“Others were less lucky. It poured with rain as the peers left at 4pm. Cars stretched back as far as Lambeth and many gave up waiting. The awning dripped. Peers feared for their robes in the deluge. The Duke of Argyll waited for two-and-a-half hours. The last person left at 9pm,” noted Daily Mail.


Related Posts Plugin for WordPress, Blogger...

Popular posts from this blog

The Truth about “Princess Qajar,” the Royal Lady with the Mustache

A Persian princess viral news websites baptized as Princess Qajar has lately become a stuff of legends. She was presented as a royal lady with a facial hair that made her so attracted that 13 men claimed their own lives because she couldn’t love them.

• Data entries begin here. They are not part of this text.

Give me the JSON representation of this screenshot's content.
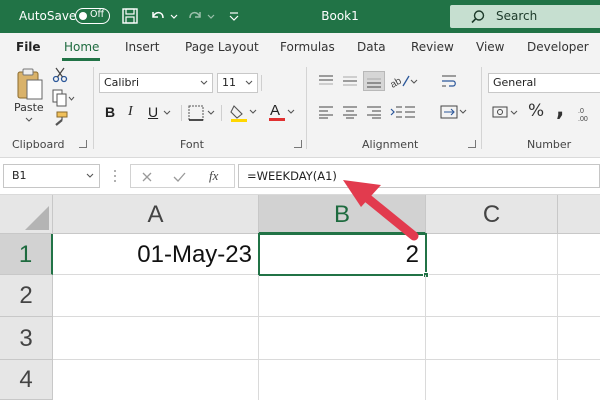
{
  "titlebar": {
    "autosave_label": "AutoSave",
    "autosave_state": "Off",
    "doc_title": "Book1",
    "search_label": "Search"
  },
  "tabs": [
    {
      "label": "File"
    },
    {
      "label": "Home"
    },
    {
      "label": "Insert"
    },
    {
      "label": "Page Layout"
    },
    {
      "label": "Formulas"
    },
    {
      "label": "Data"
    },
    {
      "label": "Review"
    },
    {
      "label": "View"
    },
    {
      "label": "Developer"
    }
  ],
  "ribbon": {
    "clipboard": {
      "label": "Clipboard",
      "paste_label": "Paste"
    },
    "font": {
      "label": "Font",
      "font_name": "Calibri",
      "font_size": "11"
    },
    "alignment": {
      "label": "Alignment"
    },
    "number": {
      "label": "Number",
      "format": "General",
      "percent": "%"
    }
  },
  "formula_bar": {
    "name_box": "B1",
    "formula": "=WEEKDAY(A1)"
  },
  "grid": {
    "columns": [
      "A",
      "B",
      "C"
    ],
    "rows": [
      "1",
      "2",
      "3",
      "4"
    ],
    "cells": {
      "A1": "01-May-23",
      "B1": "2"
    }
  },
  "colors": {
    "accent": "#217346",
    "arrow": "#e23b4e"
  }
}
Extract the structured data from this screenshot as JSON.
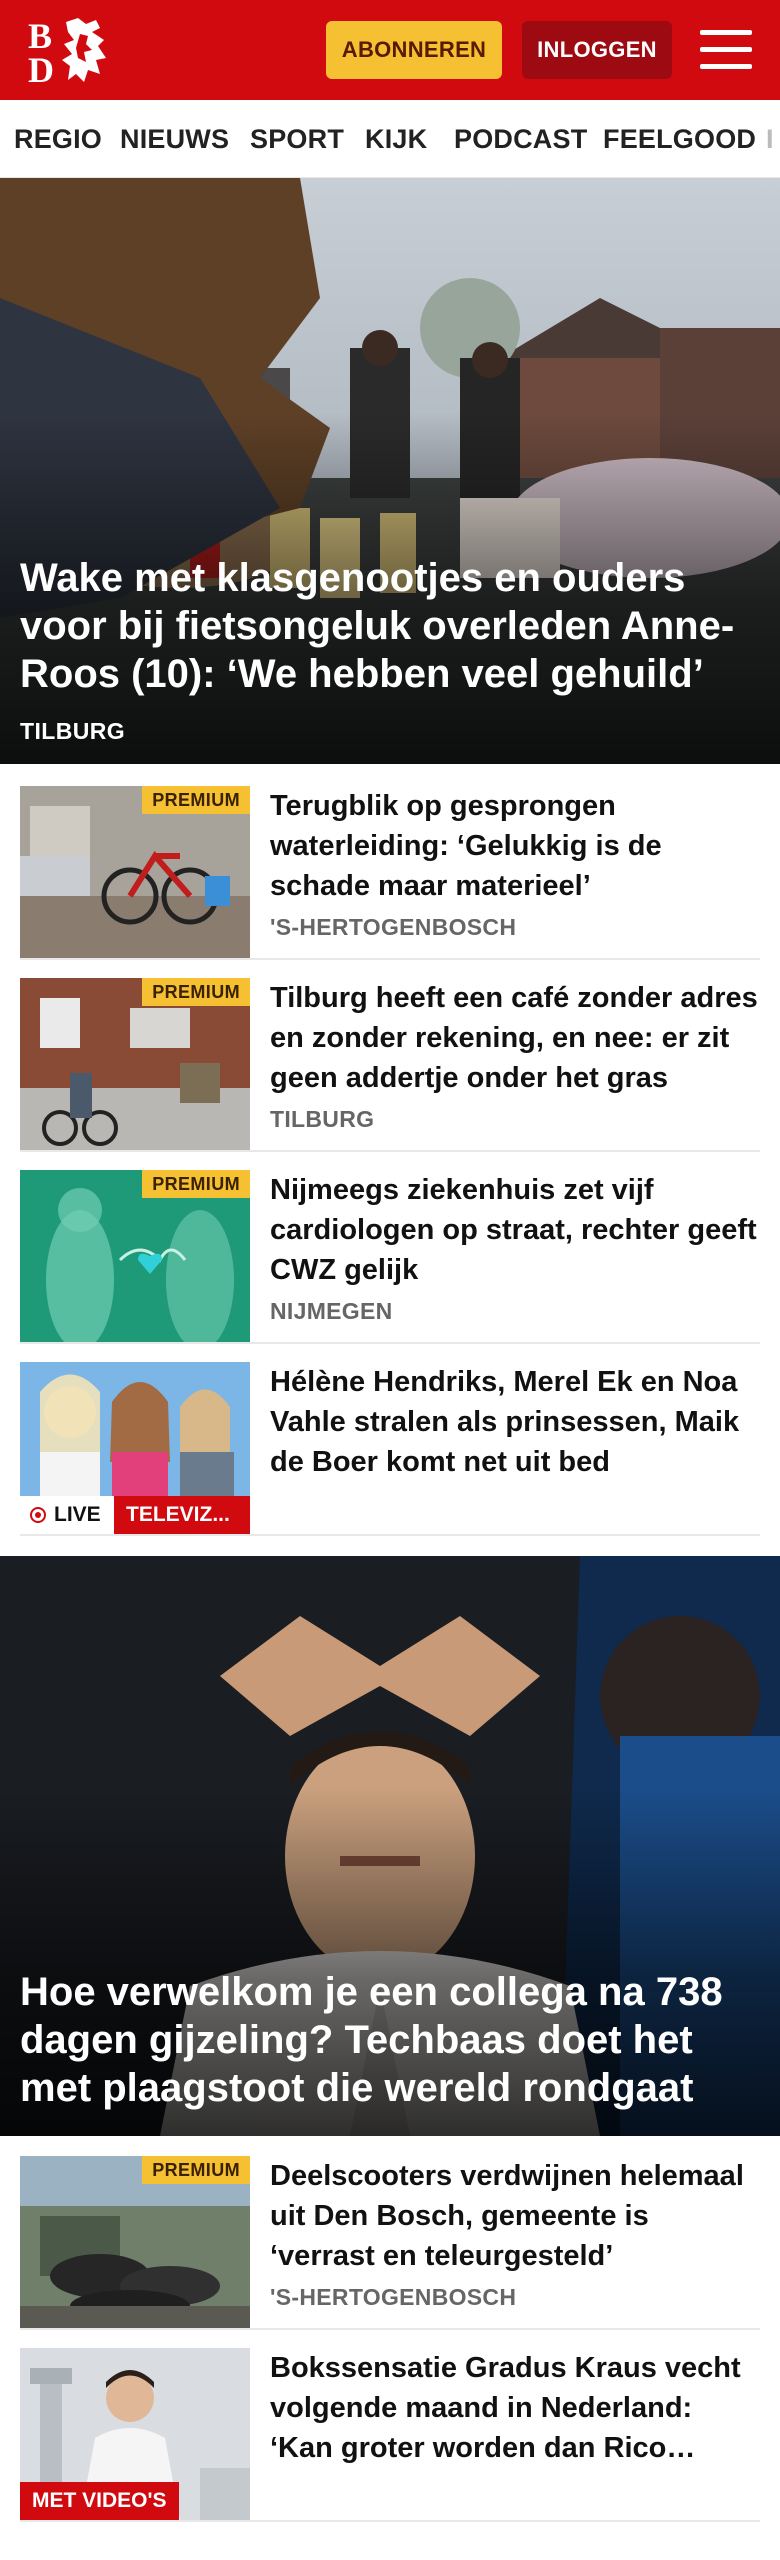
{
  "header": {
    "logo_text": "BD",
    "subscribe_label": "ABONNEREN",
    "login_label": "INLOGGEN",
    "menu_icon": "hamburger-menu-icon",
    "brand_color": "#d10a10",
    "subscribe_color": "#f6c033"
  },
  "nav": {
    "items": [
      "REGIO",
      "NIEUWS",
      "SPORT",
      "KIJK",
      "PODCAST",
      "FEELGOOD",
      "I"
    ]
  },
  "hero1": {
    "title": "Wake met klasgenootjes en ouders voor bij fietsongeluk overleden Anne-Roos (10): ‘We hebben veel gehuild’",
    "tag": "TILBURG"
  },
  "articles": [
    {
      "title": "Terugblik op gesprongen waterleiding: ‘Gelukkig is de schade maar materieel’",
      "location": "'S-HERTOGENBOSCH",
      "badge": "PREMIUM"
    },
    {
      "title": "Tilburg heeft een café zonder adres en zonder rekening, en nee: er zit geen addertje onder het gras",
      "location": "TILBURG",
      "badge": "PREMIUM"
    },
    {
      "title": "Nijmeegs ziekenhuis zet vijf cardiologen op straat, rechter geeft CWZ gelijk",
      "location": "NIJMEGEN",
      "badge": "PREMIUM"
    },
    {
      "title": "Hélène Hendriks, Merel Ek en Noa Vahle stralen als prinsessen, Maik de Boer komt net uit bed",
      "live_label": "LIVE",
      "category": "TELEVIZ..."
    }
  ],
  "hero2": {
    "title": "Hoe verwelkom je een collega na 738 dagen gijzeling? Techbaas doet het met plaagstoot die wereld rondgaat"
  },
  "articles2": [
    {
      "title": "Deelscooters verdwijnen helemaal uit Den Bosch, gemeente is ‘verrast en teleurgesteld’",
      "location": "'S-HERTOGENBOSCH",
      "badge": "PREMIUM"
    },
    {
      "title": "Bokssensatie Gradus Kraus vecht volgende maand in Nederland: ‘Kan groter worden dan Rico Verhoeven’",
      "badge": "MET VIDEO'S"
    }
  ]
}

The truth is, there was no “Princess Qajar,” only the Qajar dynasty  that ruled over Persia for more than a century.

The only fact about this historical meme is that at that time, it was fashionable for Persian women to wear mustache. “Many Persian-language sources, as well as photographs, from the nineteenth century confirm that Qajar women sported a thin mustache, or more accurately a soft down, as a sign of beauty,” explained Dr. Afsaneh Najmabadi.
The memes and fake stories circulating online refer not to a single princess, but actually to two female dynasts: Princess Fatemah Khanum"'Esmat al-Dowleh" and her half-sister, Princess Zahra Khanom Tadj es-Saltaneh. Their father, Naser al-Din Shah Qajar, ruled Persia from 1…

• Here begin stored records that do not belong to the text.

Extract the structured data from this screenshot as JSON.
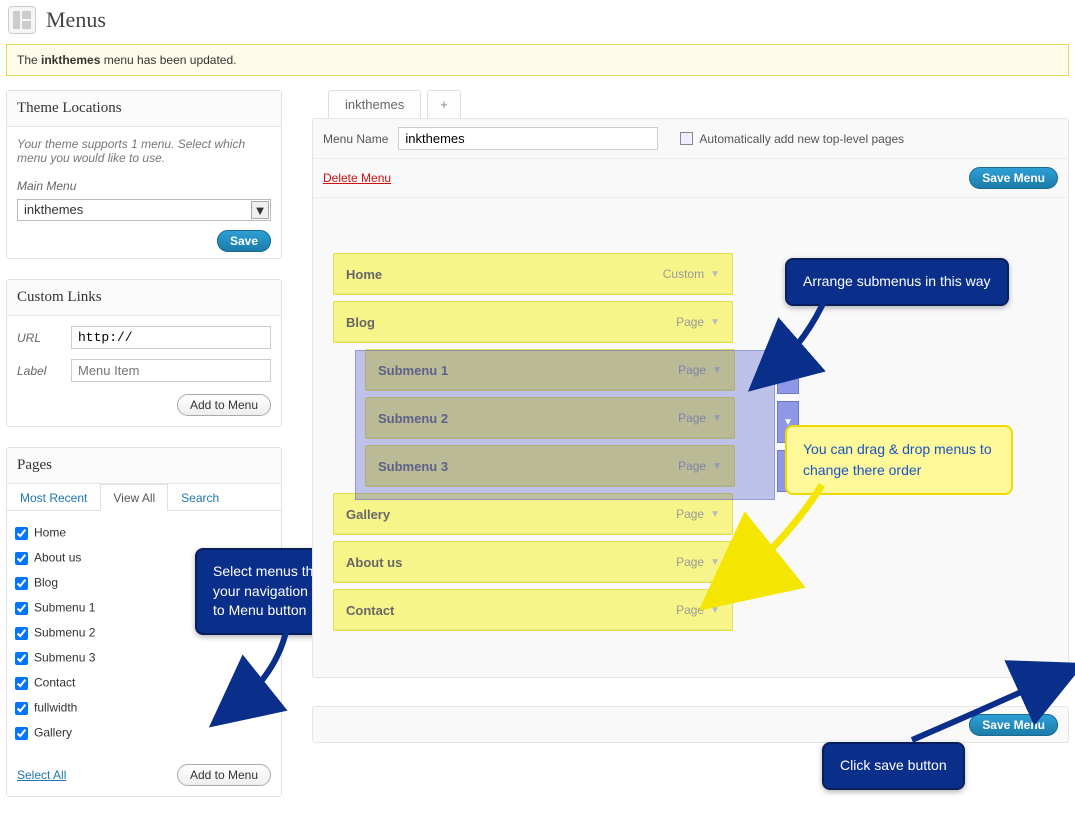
{
  "page": {
    "title": "Menus",
    "notice_prefix": "The ",
    "notice_strong": "inkthemes",
    "notice_suffix": " menu has been updated."
  },
  "sidebar": {
    "theme_locations": {
      "title": "Theme Locations",
      "desc": "Your theme supports 1 menu. Select which menu you would like to use.",
      "main_menu_label": "Main Menu",
      "select_value": "inkthemes",
      "save_label": "Save"
    },
    "custom_links": {
      "title": "Custom Links",
      "url_label": "URL",
      "url_value": "http://",
      "label_label": "Label",
      "label_placeholder": "Menu Item",
      "add_label": "Add to Menu"
    },
    "pages": {
      "title": "Pages",
      "tabs": [
        "Most Recent",
        "View All",
        "Search"
      ],
      "active_tab": "View All",
      "items": [
        {
          "label": "Home",
          "checked": true,
          "indent": 0
        },
        {
          "label": "About us",
          "checked": true,
          "indent": 0
        },
        {
          "label": "Blog",
          "checked": true,
          "indent": 0
        },
        {
          "label": "Submenu 1",
          "checked": true,
          "indent": 1
        },
        {
          "label": "Submenu 2",
          "checked": true,
          "indent": 1
        },
        {
          "label": "Submenu 3",
          "checked": true,
          "indent": 1
        },
        {
          "label": "Contact",
          "checked": true,
          "indent": 0
        },
        {
          "label": "fullwidth",
          "checked": true,
          "indent": 0
        },
        {
          "label": "Gallery",
          "checked": true,
          "indent": 0
        }
      ],
      "select_all": "Select All",
      "add_label": "Add to Menu"
    }
  },
  "menu": {
    "tab_name": "inkthemes",
    "plus": "+",
    "name_label": "Menu Name",
    "name_value": "inkthemes",
    "auto_add_label": "Automatically add new top-level pages",
    "delete_label": "Delete Menu",
    "save_label": "Save Menu",
    "items": [
      {
        "label": "Home",
        "type": "Custom",
        "sub": false
      },
      {
        "label": "Blog",
        "type": "Page",
        "sub": false
      },
      {
        "label": "Submenu 1",
        "type": "Page",
        "sub": true
      },
      {
        "label": "Submenu 2",
        "type": "Page",
        "sub": true
      },
      {
        "label": "Submenu 3",
        "type": "Page",
        "sub": true
      },
      {
        "label": "Gallery",
        "type": "Page",
        "sub": false
      },
      {
        "label": "About us",
        "type": "Page",
        "sub": false
      },
      {
        "label": "Contact",
        "type": "Page",
        "sub": false
      }
    ]
  },
  "callouts": {
    "c1": "Arrange submenus in this way",
    "c2": "You can drag & drop menus to change there order",
    "c3": "Select menus that you want at your navigation bar & click Add to Menu button",
    "c4": "Click save button"
  }
}
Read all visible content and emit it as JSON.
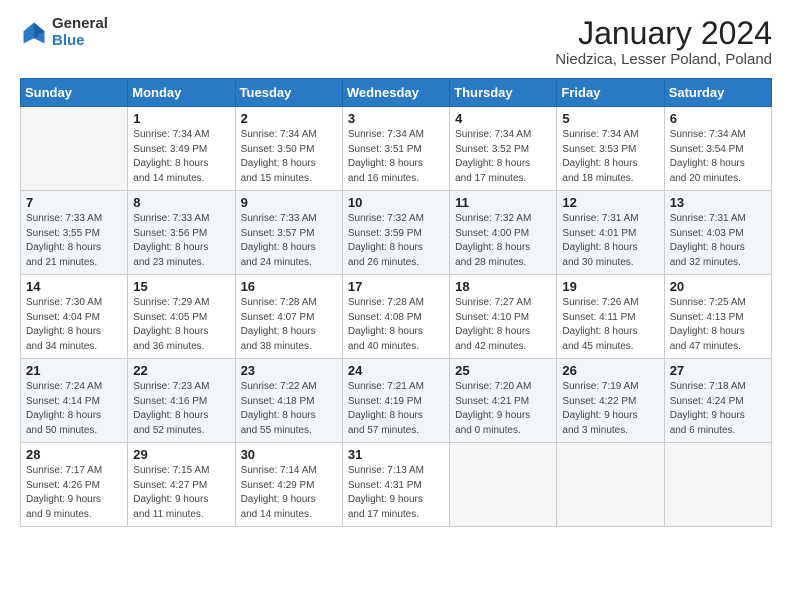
{
  "logo": {
    "general": "General",
    "blue": "Blue"
  },
  "header": {
    "title": "January 2024",
    "subtitle": "Niedzica, Lesser Poland, Poland"
  },
  "days_of_week": [
    "Sunday",
    "Monday",
    "Tuesday",
    "Wednesday",
    "Thursday",
    "Friday",
    "Saturday"
  ],
  "weeks": [
    [
      {
        "day": "",
        "detail": ""
      },
      {
        "day": "1",
        "detail": "Sunrise: 7:34 AM\nSunset: 3:49 PM\nDaylight: 8 hours\nand 14 minutes."
      },
      {
        "day": "2",
        "detail": "Sunrise: 7:34 AM\nSunset: 3:50 PM\nDaylight: 8 hours\nand 15 minutes."
      },
      {
        "day": "3",
        "detail": "Sunrise: 7:34 AM\nSunset: 3:51 PM\nDaylight: 8 hours\nand 16 minutes."
      },
      {
        "day": "4",
        "detail": "Sunrise: 7:34 AM\nSunset: 3:52 PM\nDaylight: 8 hours\nand 17 minutes."
      },
      {
        "day": "5",
        "detail": "Sunrise: 7:34 AM\nSunset: 3:53 PM\nDaylight: 8 hours\nand 18 minutes."
      },
      {
        "day": "6",
        "detail": "Sunrise: 7:34 AM\nSunset: 3:54 PM\nDaylight: 8 hours\nand 20 minutes."
      }
    ],
    [
      {
        "day": "7",
        "detail": "Sunrise: 7:33 AM\nSunset: 3:55 PM\nDaylight: 8 hours\nand 21 minutes."
      },
      {
        "day": "8",
        "detail": "Sunrise: 7:33 AM\nSunset: 3:56 PM\nDaylight: 8 hours\nand 23 minutes."
      },
      {
        "day": "9",
        "detail": "Sunrise: 7:33 AM\nSunset: 3:57 PM\nDaylight: 8 hours\nand 24 minutes."
      },
      {
        "day": "10",
        "detail": "Sunrise: 7:32 AM\nSunset: 3:59 PM\nDaylight: 8 hours\nand 26 minutes."
      },
      {
        "day": "11",
        "detail": "Sunrise: 7:32 AM\nSunset: 4:00 PM\nDaylight: 8 hours\nand 28 minutes."
      },
      {
        "day": "12",
        "detail": "Sunrise: 7:31 AM\nSunset: 4:01 PM\nDaylight: 8 hours\nand 30 minutes."
      },
      {
        "day": "13",
        "detail": "Sunrise: 7:31 AM\nSunset: 4:03 PM\nDaylight: 8 hours\nand 32 minutes."
      }
    ],
    [
      {
        "day": "14",
        "detail": "Sunrise: 7:30 AM\nSunset: 4:04 PM\nDaylight: 8 hours\nand 34 minutes."
      },
      {
        "day": "15",
        "detail": "Sunrise: 7:29 AM\nSunset: 4:05 PM\nDaylight: 8 hours\nand 36 minutes."
      },
      {
        "day": "16",
        "detail": "Sunrise: 7:28 AM\nSunset: 4:07 PM\nDaylight: 8 hours\nand 38 minutes."
      },
      {
        "day": "17",
        "detail": "Sunrise: 7:28 AM\nSunset: 4:08 PM\nDaylight: 8 hours\nand 40 minutes."
      },
      {
        "day": "18",
        "detail": "Sunrise: 7:27 AM\nSunset: 4:10 PM\nDaylight: 8 hours\nand 42 minutes."
      },
      {
        "day": "19",
        "detail": "Sunrise: 7:26 AM\nSunset: 4:11 PM\nDaylight: 8 hours\nand 45 minutes."
      },
      {
        "day": "20",
        "detail": "Sunrise: 7:25 AM\nSunset: 4:13 PM\nDaylight: 8 hours\nand 47 minutes."
      }
    ],
    [
      {
        "day": "21",
        "detail": "Sunrise: 7:24 AM\nSunset: 4:14 PM\nDaylight: 8 hours\nand 50 minutes."
      },
      {
        "day": "22",
        "detail": "Sunrise: 7:23 AM\nSunset: 4:16 PM\nDaylight: 8 hours\nand 52 minutes."
      },
      {
        "day": "23",
        "detail": "Sunrise: 7:22 AM\nSunset: 4:18 PM\nDaylight: 8 hours\nand 55 minutes."
      },
      {
        "day": "24",
        "detail": "Sunrise: 7:21 AM\nSunset: 4:19 PM\nDaylight: 8 hours\nand 57 minutes."
      },
      {
        "day": "25",
        "detail": "Sunrise: 7:20 AM\nSunset: 4:21 PM\nDaylight: 9 hours\nand 0 minutes."
      },
      {
        "day": "26",
        "detail": "Sunrise: 7:19 AM\nSunset: 4:22 PM\nDaylight: 9 hours\nand 3 minutes."
      },
      {
        "day": "27",
        "detail": "Sunrise: 7:18 AM\nSunset: 4:24 PM\nDaylight: 9 hours\nand 6 minutes."
      }
    ],
    [
      {
        "day": "28",
        "detail": "Sunrise: 7:17 AM\nSunset: 4:26 PM\nDaylight: 9 hours\nand 9 minutes."
      },
      {
        "day": "29",
        "detail": "Sunrise: 7:15 AM\nSunset: 4:27 PM\nDaylight: 9 hours\nand 11 minutes."
      },
      {
        "day": "30",
        "detail": "Sunrise: 7:14 AM\nSunset: 4:29 PM\nDaylight: 9 hours\nand 14 minutes."
      },
      {
        "day": "31",
        "detail": "Sunrise: 7:13 AM\nSunset: 4:31 PM\nDaylight: 9 hours\nand 17 minutes."
      },
      {
        "day": "",
        "detail": ""
      },
      {
        "day": "",
        "detail": ""
      },
      {
        "day": "",
        "detail": ""
      }
    ]
  ]
}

Queen Victoria and Her Conflict with Lord Palmerston

Moving on with our Queen Victoria series, today we will discuss about Queen Victoria’s “cold” treatment of one of her ministers, Lord Palmerston. We shall see how this long-running conflict began.
The defeat of the Tories in the 1846 General Elections saw the dismissal of Sir Robert Peel from the office. With the Whigs on the helm of the government, Henry John Temple, the Viscount Palmerston was appointed Minister of the Foreign Office. His ascension to that post ushered in the greatest struggle between the crown and its ministers since the day when George III had dismissed the coalition government of Fox and North.
Lord Palmerston’s long tenure in public office made up almost untouchable Palmerston’s appointment to the Foreign Office came shortly after he celebrated his 60th birthday, a time when he could proudly look back on his achievements and career in the government that began in 1809, ten years before Queen Victoria and Prince Albert were born. Always confident in his wit and dip…

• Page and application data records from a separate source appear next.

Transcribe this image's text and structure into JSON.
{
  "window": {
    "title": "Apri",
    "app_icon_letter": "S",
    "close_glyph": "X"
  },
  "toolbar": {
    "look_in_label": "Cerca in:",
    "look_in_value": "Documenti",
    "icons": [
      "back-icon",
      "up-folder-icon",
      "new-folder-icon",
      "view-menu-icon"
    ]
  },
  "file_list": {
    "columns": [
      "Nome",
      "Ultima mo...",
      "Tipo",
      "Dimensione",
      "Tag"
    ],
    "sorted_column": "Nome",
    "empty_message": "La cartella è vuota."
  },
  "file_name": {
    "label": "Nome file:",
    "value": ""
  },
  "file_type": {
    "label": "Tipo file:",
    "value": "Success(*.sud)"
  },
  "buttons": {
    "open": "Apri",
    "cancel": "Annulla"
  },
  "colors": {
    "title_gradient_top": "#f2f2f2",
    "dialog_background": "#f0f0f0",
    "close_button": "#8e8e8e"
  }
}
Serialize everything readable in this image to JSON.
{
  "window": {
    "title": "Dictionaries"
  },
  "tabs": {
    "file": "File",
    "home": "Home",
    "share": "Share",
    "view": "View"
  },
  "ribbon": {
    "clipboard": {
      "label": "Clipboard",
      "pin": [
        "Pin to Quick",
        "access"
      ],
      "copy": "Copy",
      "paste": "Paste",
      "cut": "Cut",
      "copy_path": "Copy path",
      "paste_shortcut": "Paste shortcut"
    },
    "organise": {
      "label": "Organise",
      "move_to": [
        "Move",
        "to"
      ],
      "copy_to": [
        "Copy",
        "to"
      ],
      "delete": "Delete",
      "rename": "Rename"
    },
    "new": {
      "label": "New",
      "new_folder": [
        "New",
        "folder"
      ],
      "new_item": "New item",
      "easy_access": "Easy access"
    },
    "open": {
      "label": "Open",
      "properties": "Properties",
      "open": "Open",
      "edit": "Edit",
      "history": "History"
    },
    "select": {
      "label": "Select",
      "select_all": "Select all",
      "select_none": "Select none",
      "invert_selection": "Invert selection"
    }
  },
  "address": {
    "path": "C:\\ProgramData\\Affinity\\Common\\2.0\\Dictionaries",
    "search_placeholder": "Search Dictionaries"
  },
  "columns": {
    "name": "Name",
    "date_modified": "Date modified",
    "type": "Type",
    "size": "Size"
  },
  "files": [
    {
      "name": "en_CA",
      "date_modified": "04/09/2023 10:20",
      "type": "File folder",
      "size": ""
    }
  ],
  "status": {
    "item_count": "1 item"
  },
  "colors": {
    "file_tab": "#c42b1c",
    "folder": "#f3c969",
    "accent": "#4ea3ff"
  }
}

The Greville Emerald Kokoshnik Tiara

When Princess Eugenie of York married Mr. Jack Brooksbank, it was not only the first time that she wore a tiara in public, it was also the first instance when one of the British Royal Family’s most precious tiaras surfaced after being locked up in the royal vault for over seven decades. Contrary to popular speculation that Princess Eugenie would wear her mother’s York Diamond Tiara, the bride, instead, borrowed The Queen’s Greville Emerald Kokoshnik tiara.
The tiara was originally created by Boucheron for to society hostess The Hon. Mrs. Herman Greville in 1919. According to the Royal Order of Sartorial Splendor, Mrs. Greville “was a social climber,” “a snob” and gossipy lady. Cecil Beaton also describes her as a “galumphing, greedy, snobbish old toad who watered her chops at the sight of royalty and the Prince of Wales’s set, and did nothing for anybody except the rich."  
The tiara was designed in the kokoshnik style, which was popularized by the members of the Russian Imperi…